• **DIRECTIONS FOR THIS TASK**: Search the data for the word "need". Reproduce every line where it is found.

──────── RECORD EXCERPTS

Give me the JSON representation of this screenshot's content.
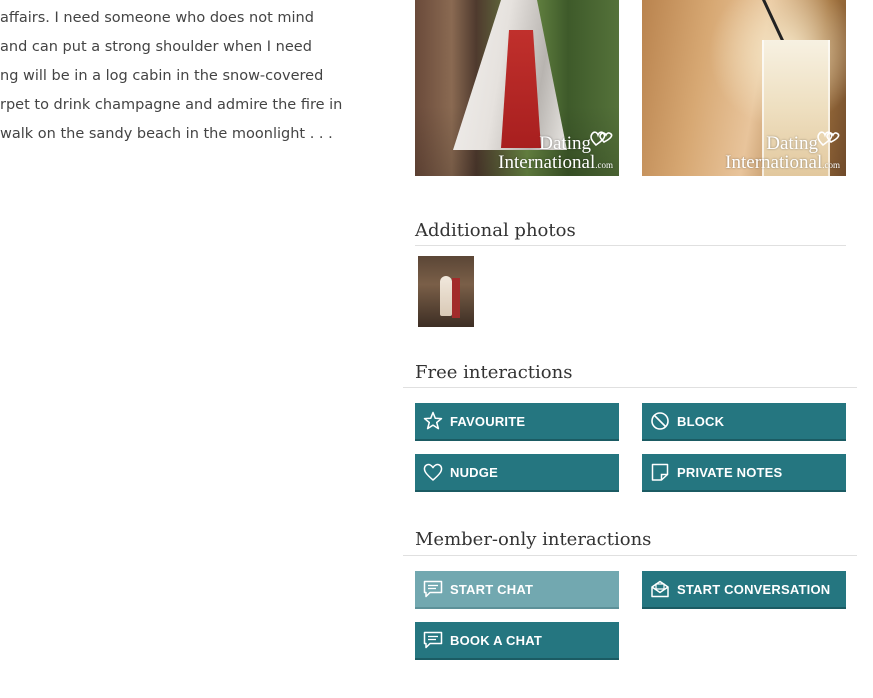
{
  "bio": {
    "lines": [
      "affairs. I need someone who does not mind",
      "and can put a strong shoulder when I need",
      "ng will be in a log cabin in the snow-covered",
      "rpet to drink champagne and admire the fire in",
      "walk on the sandy beach in the moonlight . . ."
    ]
  },
  "watermark": {
    "line1": "Dating",
    "line2": "International",
    "suffix": ".com"
  },
  "additional_photos": {
    "title": "Additional photos"
  },
  "free_interactions": {
    "title": "Free interactions",
    "buttons": [
      "FAVOURITE",
      "BLOCK",
      "NUDGE",
      "PRIVATE NOTES"
    ]
  },
  "member_interactions": {
    "title": "Member-only interactions",
    "buttons": [
      "START CHAT",
      "START CONVERSATION",
      "BOOK A CHAT"
    ]
  },
  "colors": {
    "button": "#257680",
    "button_disabled": "#72a8b0",
    "heading": "#333333"
  }
}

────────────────

• **ANSWER BOX**:
      "affairs. I need someone who does not mind",
      "and can put a strong shoulder when I need",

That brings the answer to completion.